As some of you loyal readers might know, I’m a big fan of optimizing the web.
As mentioned in the article, it’s a never-ending battle. And when I decided to switch my website from Eleventy to Astro, I knew this battle would start again.
While rebuilding my website, I took speed into account and optimized the HTML structure.
What’s already done
With the redesign, I focussed on only using the bare minimum, meaning no useless divs, span, and classnames that wouldn’t be used.
As well as using semantic HTML elements that help define the correct website structure.
Let’s run a lighthouse test to see how it’s performing as a baseline.
Note: It’s essential to run the lighthouse test incognito as plugins and cache might affect it
First up is the mobile view.
98 on performance and 100 on accessibility, best practices, and SEO.
You always have to take these scores with a grain of salt. 100 doesn’t mean it’s perfect. It’s simply that your technical test succeeds. You should always opt to do more tests and evaluate other criteria manually.
However, not a bad start!
We can see that we have three points of improvement:
- Properly size images
- Serve images in next-gen formats
- Efficiently encode images
Before fixing these, let’s run our test on the desktop variant.
Here we even get 99 on performance and 100 on the other ones. That’s an excellent start.
We can see the same three points of improvement.
Analyse the issue
Everything has to do with the images on the website. So what’s wrong with them?

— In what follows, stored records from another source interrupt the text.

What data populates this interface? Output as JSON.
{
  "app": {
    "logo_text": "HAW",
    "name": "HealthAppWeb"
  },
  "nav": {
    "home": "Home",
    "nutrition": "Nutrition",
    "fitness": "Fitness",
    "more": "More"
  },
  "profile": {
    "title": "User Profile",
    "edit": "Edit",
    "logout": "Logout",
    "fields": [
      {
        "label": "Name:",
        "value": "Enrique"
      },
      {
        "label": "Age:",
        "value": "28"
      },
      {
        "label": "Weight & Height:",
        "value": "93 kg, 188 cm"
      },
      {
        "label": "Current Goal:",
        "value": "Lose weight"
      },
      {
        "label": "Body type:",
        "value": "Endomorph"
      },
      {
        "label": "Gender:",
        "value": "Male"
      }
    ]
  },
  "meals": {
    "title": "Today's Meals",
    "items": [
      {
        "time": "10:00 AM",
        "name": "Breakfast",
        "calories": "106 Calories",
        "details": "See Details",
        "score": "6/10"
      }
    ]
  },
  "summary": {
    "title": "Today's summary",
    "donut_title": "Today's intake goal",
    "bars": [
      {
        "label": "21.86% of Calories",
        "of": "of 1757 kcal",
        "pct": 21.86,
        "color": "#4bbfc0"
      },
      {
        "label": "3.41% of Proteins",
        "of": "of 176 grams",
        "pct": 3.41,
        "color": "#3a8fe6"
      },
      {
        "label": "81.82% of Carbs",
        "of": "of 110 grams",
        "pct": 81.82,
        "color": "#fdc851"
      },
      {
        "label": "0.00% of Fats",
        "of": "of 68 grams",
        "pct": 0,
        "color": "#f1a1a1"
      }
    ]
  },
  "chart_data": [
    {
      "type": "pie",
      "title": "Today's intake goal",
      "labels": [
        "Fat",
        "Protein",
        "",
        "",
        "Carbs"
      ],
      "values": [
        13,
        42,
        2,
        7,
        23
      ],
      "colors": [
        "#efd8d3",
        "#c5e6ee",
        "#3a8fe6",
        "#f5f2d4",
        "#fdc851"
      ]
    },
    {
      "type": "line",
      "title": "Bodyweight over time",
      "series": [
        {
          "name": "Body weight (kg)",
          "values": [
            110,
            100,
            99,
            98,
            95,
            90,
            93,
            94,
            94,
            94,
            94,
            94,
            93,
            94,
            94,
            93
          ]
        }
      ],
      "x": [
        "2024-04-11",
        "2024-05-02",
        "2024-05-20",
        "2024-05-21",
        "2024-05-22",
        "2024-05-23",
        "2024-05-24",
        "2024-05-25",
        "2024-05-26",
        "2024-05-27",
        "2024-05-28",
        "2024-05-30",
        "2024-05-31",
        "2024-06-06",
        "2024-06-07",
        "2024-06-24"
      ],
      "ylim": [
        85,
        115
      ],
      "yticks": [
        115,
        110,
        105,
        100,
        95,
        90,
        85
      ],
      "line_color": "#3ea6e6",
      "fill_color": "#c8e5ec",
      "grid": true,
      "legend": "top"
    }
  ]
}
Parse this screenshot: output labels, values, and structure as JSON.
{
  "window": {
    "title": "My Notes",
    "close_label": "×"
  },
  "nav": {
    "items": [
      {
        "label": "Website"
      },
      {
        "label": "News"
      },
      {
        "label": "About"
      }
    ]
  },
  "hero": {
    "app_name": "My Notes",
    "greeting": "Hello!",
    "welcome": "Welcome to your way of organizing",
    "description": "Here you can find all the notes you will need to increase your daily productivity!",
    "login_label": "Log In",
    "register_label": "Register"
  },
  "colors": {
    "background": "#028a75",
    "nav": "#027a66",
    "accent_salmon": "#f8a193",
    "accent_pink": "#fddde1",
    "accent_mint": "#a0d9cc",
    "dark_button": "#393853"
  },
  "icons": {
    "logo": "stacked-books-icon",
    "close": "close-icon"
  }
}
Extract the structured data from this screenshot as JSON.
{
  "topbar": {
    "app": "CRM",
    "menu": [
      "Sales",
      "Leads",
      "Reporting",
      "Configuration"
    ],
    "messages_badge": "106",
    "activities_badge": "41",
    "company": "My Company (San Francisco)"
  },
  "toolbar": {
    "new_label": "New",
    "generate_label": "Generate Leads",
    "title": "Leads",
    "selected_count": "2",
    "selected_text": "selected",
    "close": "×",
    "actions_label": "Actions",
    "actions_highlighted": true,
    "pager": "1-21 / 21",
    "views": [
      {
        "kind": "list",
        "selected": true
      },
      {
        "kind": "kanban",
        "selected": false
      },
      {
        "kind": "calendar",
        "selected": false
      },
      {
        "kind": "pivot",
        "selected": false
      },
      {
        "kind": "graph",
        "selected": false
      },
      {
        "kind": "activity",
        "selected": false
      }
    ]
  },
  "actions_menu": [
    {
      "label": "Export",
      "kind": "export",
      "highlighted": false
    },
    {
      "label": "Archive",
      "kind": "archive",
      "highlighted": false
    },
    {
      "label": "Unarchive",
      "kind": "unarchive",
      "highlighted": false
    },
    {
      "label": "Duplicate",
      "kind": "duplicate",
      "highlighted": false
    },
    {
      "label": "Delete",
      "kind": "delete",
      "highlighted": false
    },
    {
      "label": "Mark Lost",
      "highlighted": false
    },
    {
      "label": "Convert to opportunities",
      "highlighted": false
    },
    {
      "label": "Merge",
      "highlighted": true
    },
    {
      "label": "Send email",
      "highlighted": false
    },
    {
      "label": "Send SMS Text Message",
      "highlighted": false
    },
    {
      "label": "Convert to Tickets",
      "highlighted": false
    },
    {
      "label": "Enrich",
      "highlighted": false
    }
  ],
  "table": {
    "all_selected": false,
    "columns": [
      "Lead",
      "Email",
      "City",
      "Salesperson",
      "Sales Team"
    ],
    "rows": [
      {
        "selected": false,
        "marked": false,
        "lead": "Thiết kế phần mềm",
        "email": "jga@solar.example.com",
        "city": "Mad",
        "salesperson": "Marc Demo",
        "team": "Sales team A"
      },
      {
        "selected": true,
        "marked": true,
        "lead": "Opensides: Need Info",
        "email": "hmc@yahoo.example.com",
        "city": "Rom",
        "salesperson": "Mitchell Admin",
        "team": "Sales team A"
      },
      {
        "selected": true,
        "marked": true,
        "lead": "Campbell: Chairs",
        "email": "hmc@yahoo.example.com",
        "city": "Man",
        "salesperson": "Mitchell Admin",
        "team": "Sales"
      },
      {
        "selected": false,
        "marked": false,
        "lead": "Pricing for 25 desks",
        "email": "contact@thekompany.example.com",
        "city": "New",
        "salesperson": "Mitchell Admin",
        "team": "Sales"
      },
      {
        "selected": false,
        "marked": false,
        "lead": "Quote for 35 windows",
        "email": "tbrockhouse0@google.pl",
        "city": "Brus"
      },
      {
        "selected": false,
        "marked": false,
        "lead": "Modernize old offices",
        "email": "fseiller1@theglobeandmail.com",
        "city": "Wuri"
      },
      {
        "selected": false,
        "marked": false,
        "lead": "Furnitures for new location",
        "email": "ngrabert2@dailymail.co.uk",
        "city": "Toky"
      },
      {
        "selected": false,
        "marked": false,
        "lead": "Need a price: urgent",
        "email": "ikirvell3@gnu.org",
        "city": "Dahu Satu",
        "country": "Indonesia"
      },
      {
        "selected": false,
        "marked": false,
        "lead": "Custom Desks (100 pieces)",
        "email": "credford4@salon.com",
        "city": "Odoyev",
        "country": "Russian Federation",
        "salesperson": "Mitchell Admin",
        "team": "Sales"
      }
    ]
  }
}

- They are served in
- They are server 1200x630 and only show 368x193
- They still have some encoding on them
So what can we do to fix this?
We could change the format and serve a different format. However, we always need a fallback. I don’t have the resources to host multiple variants of each image.
Then the sizing brings us back to the same issue. I can’t host multiple sizes and render them back on demand.
All of this screams to use of an image delivery service. They can provide multiple formats on the fly and sizes and even remove the encoding.
There are numerous options, but I decided to go with Cloudflare images.
My main reason behind choosing Cloudflare is that I’m super happy with their page setup and wanted to see how easy the images tool is.
It’s a super easy interface. You can drag and drop images, create multiple free transformations and choose what should be removed from the images.
That’s pretty cool! And to top it off, we don’t need to specify the formats we want. Cloudflare can determine the best format for a user based on their request! 🤯
To start, I only focussed on the eight images on the homepage. I upload them to Cloudflare and make one variant to begin with.
This was the public size, and I set it to be two times the desktop size to support retina screens.
My images are shown in 368x193, so the size I convert to is 736x385.
I then changed the image URLs to the Cloudflare ones and re-ran the tests.
The first test was on mobile again.
Almost there! We improved the score by one point and only have one item left to work on:
- Properly size images
Now let’s test the desktop variant and see what happens:
We did it, 100 points and no items left.
You might wonder, why is the mobile version not perfect? And the answer is, you can even see it in the image above.
I render the images in square sizes on mobile, but we still serve them in the desktop size. So to fix this, we need to add some more variants and switch them based on a media query. More on that in the following article.